Vitamin B12-homocysteine interaction and the efficacy of B12 therapy in relation to anemia and neurological disease in a North Indian population
Madhumita Premkumar, N Gupta, T Singh, T Velpandian
January-April 2012, 2(1):61-69
Background: Vitamin B12 deficiency leads to myriad hematological and neurological changes leading to megaloblastic anemia and disorders of the nervous system like subacute combined degeneration of the spinal cord, cognitive impairment, peripheral neuropathy, etc. In this case series, an attempt was made to investigate the neurological manifestations of patients with diagnosed vitamin B12-deficient megaloblastic anemia, determine the cause of vitamin deficiency in these cases, and monitor their response to vitamin B12 therapy. Materials and Methods: The study was conducted in a tertiary care referral teaching hospital in New Delhi during a period of over 2 years from August 2007 to December 2009. Eighty-five consecutive patients with megaloblastic anemia (MA) due to vitamin B12 deficiency were screened and a total of 28 patients with neurological and psychiatric symptoms were selected for the study. In addition to bone marrow examination, blood counts, red cell indices, and biochemical tests, assays of serum vitamin B-12, folate, and homocysteine were done. Neuroimaging by magnetic resonance studies and nerve conduction studies (NCS) was done where clinically applicable.
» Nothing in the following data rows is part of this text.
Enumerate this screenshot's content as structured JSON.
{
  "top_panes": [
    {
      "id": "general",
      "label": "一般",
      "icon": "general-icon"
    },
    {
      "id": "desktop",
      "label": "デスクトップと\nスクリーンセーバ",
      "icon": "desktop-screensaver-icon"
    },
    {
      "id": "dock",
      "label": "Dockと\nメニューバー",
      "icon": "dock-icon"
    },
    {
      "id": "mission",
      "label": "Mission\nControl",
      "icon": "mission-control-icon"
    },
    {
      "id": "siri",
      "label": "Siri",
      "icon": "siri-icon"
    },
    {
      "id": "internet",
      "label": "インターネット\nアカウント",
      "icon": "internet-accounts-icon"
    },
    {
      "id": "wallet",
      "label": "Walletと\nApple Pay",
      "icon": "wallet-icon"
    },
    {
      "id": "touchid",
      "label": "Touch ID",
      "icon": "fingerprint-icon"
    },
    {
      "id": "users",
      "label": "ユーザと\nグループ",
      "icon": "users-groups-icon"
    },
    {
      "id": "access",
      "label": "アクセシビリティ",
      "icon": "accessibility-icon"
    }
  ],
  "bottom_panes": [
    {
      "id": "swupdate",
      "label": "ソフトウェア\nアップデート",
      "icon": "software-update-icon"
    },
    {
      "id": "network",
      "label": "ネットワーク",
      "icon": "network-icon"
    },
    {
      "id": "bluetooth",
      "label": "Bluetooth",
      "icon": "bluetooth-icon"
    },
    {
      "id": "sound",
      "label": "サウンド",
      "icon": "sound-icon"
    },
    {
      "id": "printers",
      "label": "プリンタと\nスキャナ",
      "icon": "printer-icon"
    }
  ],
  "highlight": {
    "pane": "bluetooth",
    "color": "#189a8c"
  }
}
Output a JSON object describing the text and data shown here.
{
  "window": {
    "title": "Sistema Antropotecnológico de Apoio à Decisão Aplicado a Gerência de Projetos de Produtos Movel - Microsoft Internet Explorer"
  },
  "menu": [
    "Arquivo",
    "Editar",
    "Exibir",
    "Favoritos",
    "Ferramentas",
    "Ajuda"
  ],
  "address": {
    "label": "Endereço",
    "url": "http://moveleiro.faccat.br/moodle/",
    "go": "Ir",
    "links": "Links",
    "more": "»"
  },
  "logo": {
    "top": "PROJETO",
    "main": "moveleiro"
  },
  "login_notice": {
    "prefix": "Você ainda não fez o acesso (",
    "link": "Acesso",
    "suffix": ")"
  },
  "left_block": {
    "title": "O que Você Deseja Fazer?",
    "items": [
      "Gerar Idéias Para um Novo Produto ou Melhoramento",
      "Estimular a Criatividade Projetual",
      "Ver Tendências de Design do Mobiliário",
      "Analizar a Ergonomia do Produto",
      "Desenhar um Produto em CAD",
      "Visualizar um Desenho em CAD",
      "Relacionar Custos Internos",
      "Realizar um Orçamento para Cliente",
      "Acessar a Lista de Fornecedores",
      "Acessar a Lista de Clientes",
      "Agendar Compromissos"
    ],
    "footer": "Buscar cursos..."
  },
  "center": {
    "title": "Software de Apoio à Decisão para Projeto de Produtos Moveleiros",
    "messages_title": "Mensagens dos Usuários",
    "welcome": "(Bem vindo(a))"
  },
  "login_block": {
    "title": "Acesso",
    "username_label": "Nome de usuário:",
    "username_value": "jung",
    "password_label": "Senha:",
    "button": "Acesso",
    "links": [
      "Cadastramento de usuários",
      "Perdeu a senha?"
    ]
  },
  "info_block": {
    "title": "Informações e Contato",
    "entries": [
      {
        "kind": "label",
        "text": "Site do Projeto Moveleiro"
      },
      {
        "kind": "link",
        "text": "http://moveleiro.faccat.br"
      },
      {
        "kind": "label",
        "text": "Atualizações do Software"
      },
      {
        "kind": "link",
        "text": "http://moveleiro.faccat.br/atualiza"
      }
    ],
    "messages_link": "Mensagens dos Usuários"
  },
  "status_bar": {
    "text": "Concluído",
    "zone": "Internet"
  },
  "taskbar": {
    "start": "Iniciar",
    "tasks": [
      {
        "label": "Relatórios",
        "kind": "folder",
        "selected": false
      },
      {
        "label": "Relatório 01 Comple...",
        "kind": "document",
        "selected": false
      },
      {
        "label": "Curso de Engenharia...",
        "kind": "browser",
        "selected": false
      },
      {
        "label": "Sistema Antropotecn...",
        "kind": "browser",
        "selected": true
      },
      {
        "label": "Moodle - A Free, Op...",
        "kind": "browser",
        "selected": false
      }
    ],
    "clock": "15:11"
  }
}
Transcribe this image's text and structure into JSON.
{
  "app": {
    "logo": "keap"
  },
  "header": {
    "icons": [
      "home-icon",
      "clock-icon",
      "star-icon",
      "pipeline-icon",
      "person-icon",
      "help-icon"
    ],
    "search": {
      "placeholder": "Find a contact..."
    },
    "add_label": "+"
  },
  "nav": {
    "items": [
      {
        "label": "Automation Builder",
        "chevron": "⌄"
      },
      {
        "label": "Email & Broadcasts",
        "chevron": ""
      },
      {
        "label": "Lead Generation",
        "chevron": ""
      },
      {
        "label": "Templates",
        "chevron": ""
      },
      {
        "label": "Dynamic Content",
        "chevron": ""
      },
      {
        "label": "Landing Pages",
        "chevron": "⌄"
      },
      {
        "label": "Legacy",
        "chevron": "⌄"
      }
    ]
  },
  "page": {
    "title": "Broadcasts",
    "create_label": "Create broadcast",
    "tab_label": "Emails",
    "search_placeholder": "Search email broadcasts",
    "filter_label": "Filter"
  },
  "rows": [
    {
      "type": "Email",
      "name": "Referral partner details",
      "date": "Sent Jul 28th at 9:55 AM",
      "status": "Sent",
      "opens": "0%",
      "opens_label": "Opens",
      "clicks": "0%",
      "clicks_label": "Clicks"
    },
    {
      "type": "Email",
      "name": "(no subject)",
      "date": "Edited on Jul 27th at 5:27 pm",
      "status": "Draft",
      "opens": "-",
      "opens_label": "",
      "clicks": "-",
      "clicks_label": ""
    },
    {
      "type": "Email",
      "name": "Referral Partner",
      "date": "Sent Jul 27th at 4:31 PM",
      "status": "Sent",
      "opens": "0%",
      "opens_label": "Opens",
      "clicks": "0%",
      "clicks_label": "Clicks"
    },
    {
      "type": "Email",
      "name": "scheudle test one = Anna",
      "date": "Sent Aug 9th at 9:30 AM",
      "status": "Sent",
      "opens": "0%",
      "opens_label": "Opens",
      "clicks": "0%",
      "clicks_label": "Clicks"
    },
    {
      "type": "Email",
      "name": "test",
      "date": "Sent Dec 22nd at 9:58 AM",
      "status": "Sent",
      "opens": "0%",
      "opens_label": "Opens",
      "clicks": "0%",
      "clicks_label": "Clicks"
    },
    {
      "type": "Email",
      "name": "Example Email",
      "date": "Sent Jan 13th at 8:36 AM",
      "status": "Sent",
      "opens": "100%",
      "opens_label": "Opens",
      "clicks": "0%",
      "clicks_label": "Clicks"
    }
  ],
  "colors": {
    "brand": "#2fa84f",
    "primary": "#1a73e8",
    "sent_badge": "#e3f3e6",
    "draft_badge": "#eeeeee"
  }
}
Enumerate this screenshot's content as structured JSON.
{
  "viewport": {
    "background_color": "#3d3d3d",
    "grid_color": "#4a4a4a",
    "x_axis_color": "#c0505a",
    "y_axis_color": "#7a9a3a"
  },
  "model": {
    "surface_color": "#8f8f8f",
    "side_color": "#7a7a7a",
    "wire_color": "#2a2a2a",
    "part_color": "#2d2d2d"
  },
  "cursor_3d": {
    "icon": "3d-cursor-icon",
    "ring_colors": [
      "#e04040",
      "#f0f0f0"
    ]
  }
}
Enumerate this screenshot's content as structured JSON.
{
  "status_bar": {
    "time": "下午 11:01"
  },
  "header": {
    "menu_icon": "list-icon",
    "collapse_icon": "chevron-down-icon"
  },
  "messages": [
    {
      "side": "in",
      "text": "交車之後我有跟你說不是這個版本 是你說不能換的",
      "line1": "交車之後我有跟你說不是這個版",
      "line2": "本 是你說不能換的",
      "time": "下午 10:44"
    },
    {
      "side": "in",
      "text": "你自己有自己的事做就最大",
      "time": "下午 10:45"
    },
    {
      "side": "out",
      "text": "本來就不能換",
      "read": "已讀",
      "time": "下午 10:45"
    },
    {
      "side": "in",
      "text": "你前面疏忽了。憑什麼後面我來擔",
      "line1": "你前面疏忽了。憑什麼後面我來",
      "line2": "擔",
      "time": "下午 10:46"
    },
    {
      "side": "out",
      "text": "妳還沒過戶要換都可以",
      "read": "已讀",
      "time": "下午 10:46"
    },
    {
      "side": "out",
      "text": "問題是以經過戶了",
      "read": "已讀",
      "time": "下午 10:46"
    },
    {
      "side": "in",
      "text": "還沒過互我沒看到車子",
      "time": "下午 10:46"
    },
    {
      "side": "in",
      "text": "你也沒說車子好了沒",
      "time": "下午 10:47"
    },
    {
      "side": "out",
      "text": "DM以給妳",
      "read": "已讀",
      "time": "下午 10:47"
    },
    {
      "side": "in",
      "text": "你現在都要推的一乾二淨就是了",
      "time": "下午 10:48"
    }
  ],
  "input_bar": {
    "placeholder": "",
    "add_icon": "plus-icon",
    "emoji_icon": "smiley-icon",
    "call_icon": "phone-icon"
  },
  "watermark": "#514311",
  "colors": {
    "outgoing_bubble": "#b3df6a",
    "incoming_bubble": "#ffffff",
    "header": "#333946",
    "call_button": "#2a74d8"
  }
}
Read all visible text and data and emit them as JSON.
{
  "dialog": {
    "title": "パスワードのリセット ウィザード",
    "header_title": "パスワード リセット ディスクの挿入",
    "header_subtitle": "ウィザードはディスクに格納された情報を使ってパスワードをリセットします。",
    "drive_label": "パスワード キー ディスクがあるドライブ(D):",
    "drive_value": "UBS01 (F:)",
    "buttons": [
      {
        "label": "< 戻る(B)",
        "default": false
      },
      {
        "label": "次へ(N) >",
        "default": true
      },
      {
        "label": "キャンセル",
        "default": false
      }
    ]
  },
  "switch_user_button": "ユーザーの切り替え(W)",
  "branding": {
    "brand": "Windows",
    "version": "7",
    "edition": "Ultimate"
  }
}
Follow-up was done at least twice at 3 months and 6 months to assess clinical, neurological, and hematological response to vitamin B12 therapy. Results: The primary study group of MA with B12 deficiency had 85 patients. Of these, only 28 (32.9%) patients had neurological and/or psychiatric features. There were 18 male and 10 female subjects (M: F ratio being 1.8:1). The mean age was 32.80 years with a range of 18-68 years. Though the majority of MA patients (77.6%) were vegetarian, a good 22% consumed a nonvegetarian diet. Neurological manifestations included peripheral neuropathy in 14 (50%), myelopathy in 2 (7.14%), myeloneuropathy in 2 (7.14%), acute confusional state in 4 (14.28%), and cognitive impairment in 20 (71.42%) patients. Mood disturbances, anxiety, and irritability were also seen. NCS was done in 18 cases and showed demyelinating peripheral neuropathy in 12 cases and both axonal and demyelinating changes in two cases. Magnetic resonance imaging (MRI) showed four cases with the classical demyelination on spinal MRI with white matter hyper intense lesions in the posterior tracts on T2 weighted images. At 6-month follow-up with B12 therapy, 10/14 patients with neuropathy recovered completely, 2/14 had partial recovery, and 2 had poor recovery. While the cases of myelopathy had only partial recovery at 6 months, all four cases with acute confusional state recovered completely in response to B12 therapy. Conclusion: The electrodiagnostic and neuroimaging changes in vitamin B12 deficiency are consistent with focal demyelination of white matter tracts in the brain, the spinal cord, and peripheral nerves. In this case series of B12 deficiency MA, we found demyelinating peripheral neuropathy to be the predominant presenting neurological disease. However, cognitive impairment with behavioral changes was found to be common on neurological and psychiatric examination. Many of these features were found to be reversible with B12 therapy.
  - 7,152 234